» What you should do
Search the records that follow and extract every line containing the string "kind".

[[ The data open ]]

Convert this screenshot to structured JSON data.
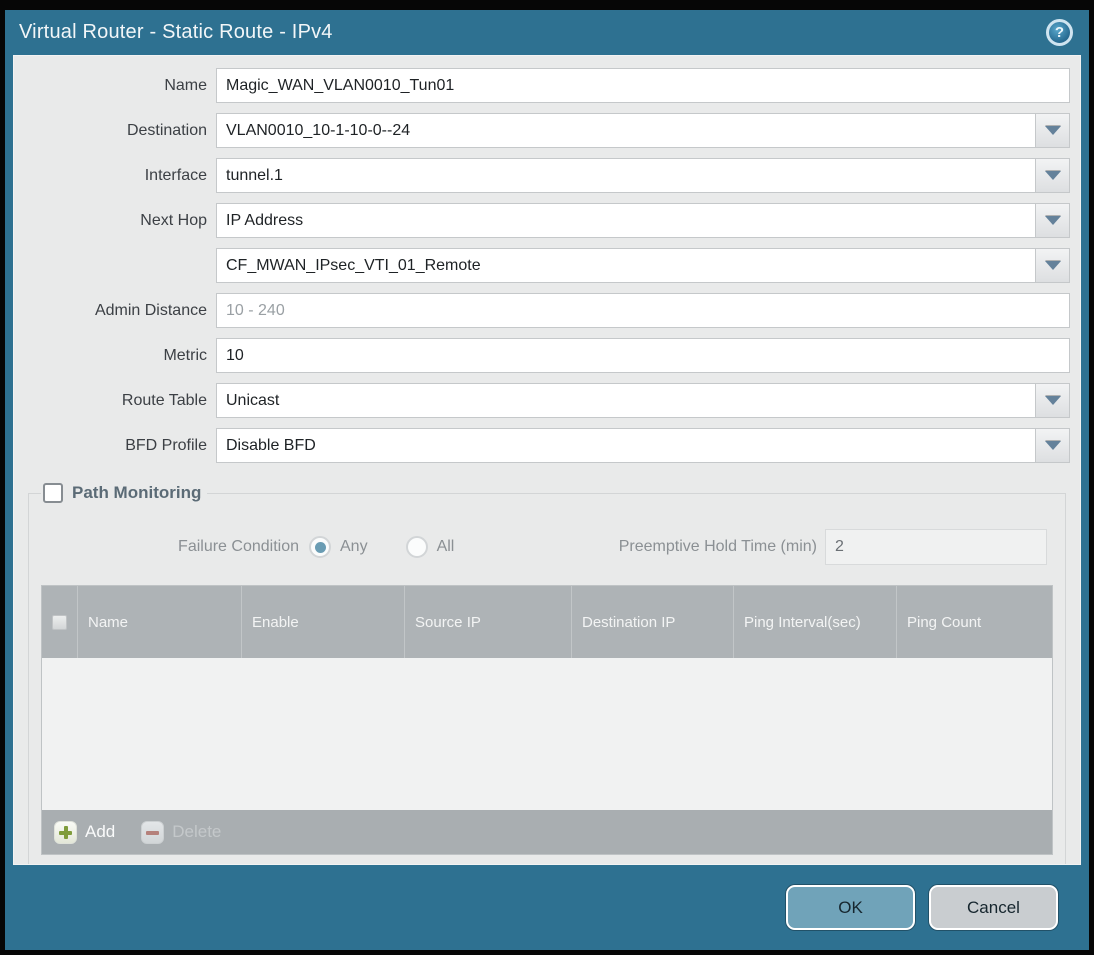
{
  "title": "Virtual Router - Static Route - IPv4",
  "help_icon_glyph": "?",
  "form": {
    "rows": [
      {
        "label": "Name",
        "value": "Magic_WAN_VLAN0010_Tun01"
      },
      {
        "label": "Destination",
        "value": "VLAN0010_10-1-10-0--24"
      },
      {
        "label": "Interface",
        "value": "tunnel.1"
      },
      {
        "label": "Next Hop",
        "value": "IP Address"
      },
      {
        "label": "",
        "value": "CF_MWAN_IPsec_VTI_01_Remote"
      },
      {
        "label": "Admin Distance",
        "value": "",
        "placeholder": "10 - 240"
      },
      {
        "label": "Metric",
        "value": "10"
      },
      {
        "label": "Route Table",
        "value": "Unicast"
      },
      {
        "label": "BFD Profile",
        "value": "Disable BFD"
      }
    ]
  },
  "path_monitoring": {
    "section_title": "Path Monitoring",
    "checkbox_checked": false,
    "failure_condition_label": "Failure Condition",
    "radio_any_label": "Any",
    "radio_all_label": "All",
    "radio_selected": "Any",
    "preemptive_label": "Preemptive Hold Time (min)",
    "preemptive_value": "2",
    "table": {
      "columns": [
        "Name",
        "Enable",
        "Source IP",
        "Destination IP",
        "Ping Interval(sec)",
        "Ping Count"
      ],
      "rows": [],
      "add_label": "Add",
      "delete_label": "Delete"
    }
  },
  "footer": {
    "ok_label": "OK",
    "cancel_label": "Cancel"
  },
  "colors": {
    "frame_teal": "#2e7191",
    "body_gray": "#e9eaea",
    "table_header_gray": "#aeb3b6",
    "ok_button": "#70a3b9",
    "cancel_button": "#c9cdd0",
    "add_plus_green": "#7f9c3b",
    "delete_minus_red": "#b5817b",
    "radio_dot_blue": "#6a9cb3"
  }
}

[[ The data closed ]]
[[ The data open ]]

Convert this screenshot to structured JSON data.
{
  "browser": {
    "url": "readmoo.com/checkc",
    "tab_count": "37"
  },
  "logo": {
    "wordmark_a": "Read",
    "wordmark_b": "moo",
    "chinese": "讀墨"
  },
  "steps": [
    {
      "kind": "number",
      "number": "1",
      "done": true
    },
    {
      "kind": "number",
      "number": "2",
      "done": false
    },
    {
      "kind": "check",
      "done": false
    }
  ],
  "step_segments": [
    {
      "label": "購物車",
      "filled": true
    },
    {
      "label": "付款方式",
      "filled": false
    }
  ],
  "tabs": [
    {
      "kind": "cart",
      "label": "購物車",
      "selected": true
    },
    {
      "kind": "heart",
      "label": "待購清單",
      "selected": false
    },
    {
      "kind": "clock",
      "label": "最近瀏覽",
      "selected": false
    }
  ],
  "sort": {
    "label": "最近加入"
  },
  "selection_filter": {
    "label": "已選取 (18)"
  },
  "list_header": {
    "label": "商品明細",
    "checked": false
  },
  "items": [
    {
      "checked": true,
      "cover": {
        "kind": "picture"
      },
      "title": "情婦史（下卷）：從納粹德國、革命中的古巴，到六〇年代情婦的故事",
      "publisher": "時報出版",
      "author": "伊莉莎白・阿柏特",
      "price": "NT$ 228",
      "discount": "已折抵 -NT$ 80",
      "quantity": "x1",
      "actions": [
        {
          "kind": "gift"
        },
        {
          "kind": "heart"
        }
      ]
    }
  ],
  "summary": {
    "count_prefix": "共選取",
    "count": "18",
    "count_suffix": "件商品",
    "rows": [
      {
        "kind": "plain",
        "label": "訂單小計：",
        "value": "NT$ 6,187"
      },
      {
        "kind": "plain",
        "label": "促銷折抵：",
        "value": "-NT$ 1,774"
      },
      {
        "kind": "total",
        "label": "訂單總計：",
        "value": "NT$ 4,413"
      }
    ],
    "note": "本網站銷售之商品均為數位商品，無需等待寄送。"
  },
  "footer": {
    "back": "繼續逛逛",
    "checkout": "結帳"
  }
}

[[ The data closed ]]

» Task result
      "kind": "number",
      "kind": "number",
      "kind": "check",
      "kind": "cart",
      "kind": "heart",
      "kind": "clock",
        "kind": "picture"
          "kind": "gift"
          "kind": "heart"
        "kind": "plain",
        "kind": "plain",
        "kind": "total",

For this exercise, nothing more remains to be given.